4 comments:

Anonymous said...

This is the rest of the Wall Street Journal article with the response by Democrats to the CBO's findings which you [conveniently] omitted.

Nadeam Elshami, a spokesman for House Speaker Nancy Pelosi, said the CBO report creates a "false impression" by not taking "into account the fastest-spending provisions of the bill," such as measures that would release tens of billions of dollars to help pay for jobless benefits and health care for the poor, and tax cuts for middle-class families. "These provisions will go out quickly to give the economy a jolt," he said.

The House Appropriations Committee Wednesday began looking at the infrastructure-investment section of the bill, a key part of the broader recovery plan. The committee is one of several House panels acting this week on main provisions of the broader plan. Thursday, the Ways and Means and Energy and Commerce panels will consider the proposed, $272 billion tax-relief package for individuals and businesses, and additional spending proposals for jobless benefits and other programs.

House Democratic leaders intend to fold the major pieces of the stimulus package moving through committee this week into a single bill, which is expected to be debated on the House floor as soon as next week.

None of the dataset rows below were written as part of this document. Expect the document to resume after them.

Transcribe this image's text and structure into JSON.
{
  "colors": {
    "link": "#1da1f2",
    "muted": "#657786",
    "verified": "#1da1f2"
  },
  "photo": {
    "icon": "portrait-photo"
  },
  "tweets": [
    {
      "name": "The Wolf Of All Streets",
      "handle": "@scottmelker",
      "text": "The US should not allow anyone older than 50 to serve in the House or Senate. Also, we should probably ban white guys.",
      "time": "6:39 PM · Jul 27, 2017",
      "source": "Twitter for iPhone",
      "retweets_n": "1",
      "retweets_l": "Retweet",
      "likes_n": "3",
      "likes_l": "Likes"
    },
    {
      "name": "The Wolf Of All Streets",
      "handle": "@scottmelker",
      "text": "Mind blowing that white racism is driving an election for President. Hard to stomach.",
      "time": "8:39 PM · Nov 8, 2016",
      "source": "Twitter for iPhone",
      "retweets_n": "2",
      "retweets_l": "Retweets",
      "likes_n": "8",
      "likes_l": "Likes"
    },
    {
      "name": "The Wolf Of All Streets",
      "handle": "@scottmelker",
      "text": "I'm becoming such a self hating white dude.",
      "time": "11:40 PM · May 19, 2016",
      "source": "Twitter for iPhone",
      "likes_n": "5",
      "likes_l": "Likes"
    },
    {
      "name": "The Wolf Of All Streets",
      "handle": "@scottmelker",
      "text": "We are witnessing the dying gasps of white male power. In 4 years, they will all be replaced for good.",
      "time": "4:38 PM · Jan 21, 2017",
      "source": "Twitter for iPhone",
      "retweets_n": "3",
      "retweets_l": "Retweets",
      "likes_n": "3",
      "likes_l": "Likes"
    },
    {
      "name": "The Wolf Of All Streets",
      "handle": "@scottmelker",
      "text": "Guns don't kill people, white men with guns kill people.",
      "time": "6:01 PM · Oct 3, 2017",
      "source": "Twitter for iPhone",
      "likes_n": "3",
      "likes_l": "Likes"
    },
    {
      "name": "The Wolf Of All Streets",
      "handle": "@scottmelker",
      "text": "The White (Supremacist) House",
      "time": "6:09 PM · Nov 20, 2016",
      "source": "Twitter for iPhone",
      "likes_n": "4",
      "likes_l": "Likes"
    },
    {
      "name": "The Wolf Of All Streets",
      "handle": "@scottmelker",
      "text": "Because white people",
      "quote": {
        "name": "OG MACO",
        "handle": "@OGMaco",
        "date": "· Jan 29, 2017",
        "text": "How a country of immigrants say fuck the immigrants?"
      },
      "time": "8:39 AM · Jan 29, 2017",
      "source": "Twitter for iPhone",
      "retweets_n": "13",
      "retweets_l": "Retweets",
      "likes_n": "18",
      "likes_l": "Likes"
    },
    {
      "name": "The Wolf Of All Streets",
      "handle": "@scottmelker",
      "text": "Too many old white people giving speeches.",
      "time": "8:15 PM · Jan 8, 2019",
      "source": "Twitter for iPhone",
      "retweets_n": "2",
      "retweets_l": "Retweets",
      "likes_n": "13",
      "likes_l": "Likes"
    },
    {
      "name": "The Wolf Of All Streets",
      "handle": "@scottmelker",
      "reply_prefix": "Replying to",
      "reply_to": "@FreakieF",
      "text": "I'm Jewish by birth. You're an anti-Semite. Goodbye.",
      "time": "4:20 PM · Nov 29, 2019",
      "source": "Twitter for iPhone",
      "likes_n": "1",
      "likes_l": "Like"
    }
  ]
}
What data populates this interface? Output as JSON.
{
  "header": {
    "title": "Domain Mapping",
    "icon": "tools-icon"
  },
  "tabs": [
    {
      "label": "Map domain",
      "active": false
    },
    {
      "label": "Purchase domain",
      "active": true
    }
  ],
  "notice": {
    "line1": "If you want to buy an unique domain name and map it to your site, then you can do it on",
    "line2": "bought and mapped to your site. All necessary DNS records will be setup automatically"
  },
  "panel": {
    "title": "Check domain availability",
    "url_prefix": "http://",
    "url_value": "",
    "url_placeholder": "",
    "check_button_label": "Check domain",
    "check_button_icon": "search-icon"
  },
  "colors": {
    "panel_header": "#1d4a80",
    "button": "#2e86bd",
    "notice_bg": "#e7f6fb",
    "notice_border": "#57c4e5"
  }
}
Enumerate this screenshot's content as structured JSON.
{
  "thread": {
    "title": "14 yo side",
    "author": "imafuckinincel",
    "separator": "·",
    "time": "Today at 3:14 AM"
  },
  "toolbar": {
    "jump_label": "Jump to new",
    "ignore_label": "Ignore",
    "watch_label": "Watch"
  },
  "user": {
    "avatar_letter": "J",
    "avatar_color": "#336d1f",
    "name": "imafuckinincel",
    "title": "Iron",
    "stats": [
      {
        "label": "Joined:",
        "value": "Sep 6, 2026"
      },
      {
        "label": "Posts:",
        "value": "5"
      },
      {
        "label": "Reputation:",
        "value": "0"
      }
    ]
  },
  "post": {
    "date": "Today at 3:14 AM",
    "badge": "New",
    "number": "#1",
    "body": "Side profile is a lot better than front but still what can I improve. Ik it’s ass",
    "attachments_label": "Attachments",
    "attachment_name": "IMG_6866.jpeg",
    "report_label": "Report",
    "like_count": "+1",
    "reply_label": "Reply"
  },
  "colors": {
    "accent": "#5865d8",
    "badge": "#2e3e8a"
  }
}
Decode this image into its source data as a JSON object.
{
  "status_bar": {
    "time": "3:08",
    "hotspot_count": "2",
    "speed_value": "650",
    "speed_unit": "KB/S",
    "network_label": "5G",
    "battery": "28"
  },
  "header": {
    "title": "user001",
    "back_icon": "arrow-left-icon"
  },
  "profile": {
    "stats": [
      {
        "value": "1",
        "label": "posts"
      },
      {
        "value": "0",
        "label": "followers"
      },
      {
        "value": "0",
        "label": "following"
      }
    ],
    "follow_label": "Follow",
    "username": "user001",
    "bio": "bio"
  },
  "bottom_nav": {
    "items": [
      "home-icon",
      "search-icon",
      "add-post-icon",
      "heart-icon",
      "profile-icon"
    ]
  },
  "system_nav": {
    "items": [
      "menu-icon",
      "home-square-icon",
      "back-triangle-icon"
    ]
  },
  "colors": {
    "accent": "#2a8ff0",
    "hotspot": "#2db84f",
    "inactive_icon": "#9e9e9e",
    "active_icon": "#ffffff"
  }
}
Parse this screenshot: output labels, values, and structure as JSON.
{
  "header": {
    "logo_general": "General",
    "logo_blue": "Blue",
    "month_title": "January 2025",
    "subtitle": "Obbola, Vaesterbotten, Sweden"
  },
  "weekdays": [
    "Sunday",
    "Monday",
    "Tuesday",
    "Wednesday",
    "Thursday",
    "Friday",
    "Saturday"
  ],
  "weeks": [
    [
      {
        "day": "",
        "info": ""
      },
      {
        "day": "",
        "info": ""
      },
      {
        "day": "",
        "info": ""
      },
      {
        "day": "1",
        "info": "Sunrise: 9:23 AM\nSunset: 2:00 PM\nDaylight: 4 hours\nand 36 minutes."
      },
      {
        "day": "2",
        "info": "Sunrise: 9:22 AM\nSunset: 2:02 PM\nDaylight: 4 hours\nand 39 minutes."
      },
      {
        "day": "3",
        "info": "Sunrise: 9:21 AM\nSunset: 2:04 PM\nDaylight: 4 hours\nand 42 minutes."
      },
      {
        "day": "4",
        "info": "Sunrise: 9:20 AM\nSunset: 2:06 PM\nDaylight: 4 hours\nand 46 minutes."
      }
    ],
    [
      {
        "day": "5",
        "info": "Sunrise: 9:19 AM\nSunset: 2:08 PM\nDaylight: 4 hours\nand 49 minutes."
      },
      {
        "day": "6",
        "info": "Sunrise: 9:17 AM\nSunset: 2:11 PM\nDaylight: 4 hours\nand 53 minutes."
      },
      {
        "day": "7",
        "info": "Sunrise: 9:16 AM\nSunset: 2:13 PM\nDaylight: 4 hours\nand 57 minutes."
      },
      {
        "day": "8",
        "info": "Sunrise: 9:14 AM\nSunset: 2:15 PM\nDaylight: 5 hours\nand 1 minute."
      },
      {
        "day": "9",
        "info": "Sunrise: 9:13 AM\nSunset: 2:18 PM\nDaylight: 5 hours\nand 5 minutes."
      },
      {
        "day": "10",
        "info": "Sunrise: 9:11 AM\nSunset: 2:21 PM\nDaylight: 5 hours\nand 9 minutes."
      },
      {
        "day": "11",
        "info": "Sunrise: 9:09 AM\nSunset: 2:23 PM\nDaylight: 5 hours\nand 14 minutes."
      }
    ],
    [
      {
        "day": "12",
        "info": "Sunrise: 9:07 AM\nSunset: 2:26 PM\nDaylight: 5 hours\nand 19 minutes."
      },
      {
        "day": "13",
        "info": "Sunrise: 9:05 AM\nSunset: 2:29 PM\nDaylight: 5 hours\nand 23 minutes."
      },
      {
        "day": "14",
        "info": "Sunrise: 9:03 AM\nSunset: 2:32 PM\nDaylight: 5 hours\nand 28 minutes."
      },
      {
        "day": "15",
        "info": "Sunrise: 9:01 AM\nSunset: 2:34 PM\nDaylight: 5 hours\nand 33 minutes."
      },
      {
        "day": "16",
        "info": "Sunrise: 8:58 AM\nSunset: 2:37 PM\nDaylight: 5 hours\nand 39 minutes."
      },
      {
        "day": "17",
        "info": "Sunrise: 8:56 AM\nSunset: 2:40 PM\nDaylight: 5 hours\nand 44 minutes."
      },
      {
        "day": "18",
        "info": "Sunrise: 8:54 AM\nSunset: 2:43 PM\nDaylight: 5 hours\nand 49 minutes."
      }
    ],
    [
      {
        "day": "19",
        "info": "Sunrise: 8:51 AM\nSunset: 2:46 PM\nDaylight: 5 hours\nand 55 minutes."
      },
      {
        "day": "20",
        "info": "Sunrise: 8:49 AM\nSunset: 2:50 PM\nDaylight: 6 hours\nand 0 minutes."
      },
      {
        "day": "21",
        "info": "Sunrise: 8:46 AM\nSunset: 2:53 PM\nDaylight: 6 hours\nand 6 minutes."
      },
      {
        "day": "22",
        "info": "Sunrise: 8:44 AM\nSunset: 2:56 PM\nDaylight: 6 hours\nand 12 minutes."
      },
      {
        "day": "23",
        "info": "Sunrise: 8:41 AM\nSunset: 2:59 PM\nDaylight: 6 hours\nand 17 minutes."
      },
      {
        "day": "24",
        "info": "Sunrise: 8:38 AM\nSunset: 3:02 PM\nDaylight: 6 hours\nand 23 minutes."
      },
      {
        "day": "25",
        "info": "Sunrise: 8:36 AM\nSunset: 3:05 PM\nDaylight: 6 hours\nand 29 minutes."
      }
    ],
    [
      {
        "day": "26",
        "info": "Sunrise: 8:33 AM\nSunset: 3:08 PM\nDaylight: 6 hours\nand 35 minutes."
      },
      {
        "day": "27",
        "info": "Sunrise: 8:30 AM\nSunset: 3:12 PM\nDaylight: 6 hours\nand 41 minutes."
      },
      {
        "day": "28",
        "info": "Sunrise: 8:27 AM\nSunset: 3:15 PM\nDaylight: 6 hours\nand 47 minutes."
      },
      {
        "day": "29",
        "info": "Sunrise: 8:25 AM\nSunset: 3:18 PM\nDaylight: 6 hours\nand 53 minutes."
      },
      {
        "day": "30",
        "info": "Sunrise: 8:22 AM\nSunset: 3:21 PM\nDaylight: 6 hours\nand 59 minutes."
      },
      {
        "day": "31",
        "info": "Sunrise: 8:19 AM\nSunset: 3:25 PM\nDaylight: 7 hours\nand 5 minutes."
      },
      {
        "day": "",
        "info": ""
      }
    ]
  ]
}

Mr. Obama and Democratic leaders have said they would like to enact the bill by mid-February.

House Appropriations Committee Chairman David Obey (D., Wis.) said the CBO, in its report, "conveniently focused on the areas of the bill that are traditionally the slowest spending," rather than tax cuts or spending on health benefits, which put money in people's pockets right away.

Democrats are seeking to change some parts of the bill in response to the CBO report. The bill initially gave states 90 days to spend money on infrastructure projects or risk losing the funds, but the CBO concluded that states couldn't move that fast. Democrats have replaced that provision with a new one that would give states a bonus if they spend the money within 120 days.

"I happen to think CBO's estimate is off-the-wall, but we're trying to respond to it nonetheless," Mr. Obey said.

mike volpe said...

I don't remember linking to a WSJ article in the first place. That the Democrats dispute the CBO findings is not surpising. The CBO is, however, non partisan whereas Dems are partisan.

Tony said...

I doubt Obama's stimulus bill will be passed as is - Congress is still debating over it.

However, something has to be done quickly because time isn't on our side.

It's unfortunate that the stimulus bill requires massive planning. But given the situation, that massive planning has to be rushed.

Greg Alterton said...

"House Appropriations Committee Chairman David Obey (D., Wis.) said the CBO, in its report, "conveniently focused on the areas of the bill that are traditionally the slowest spending," rather than tax cuts or spending on health benefits, which put money in people's pockets right away."

David Obey also said yesterday when the House passed the "stimulus" bill, "Another week that we delay is another 100,000 or more people unemployed. I don't think we want that on our consciences," said Rep. David Obey, D-Wis

He must really think we're stupid to believe that this "stimulus" package can turn the economy around in one week. Or maybe HE'S that stupid.

There are some aspects of the "stimulus" bill that appear sound: increases in unemployment benefits, increases in transfer to states, tax cuts for some Americans. But that doesn't hide the fact that the House bill is also loaded with pork, none of which has a direct relationship to stimulating the economy or creating jobs. This is why describing this package as a "stimulus" bill is at best a misnomer, at worse a clever piece of propaganda.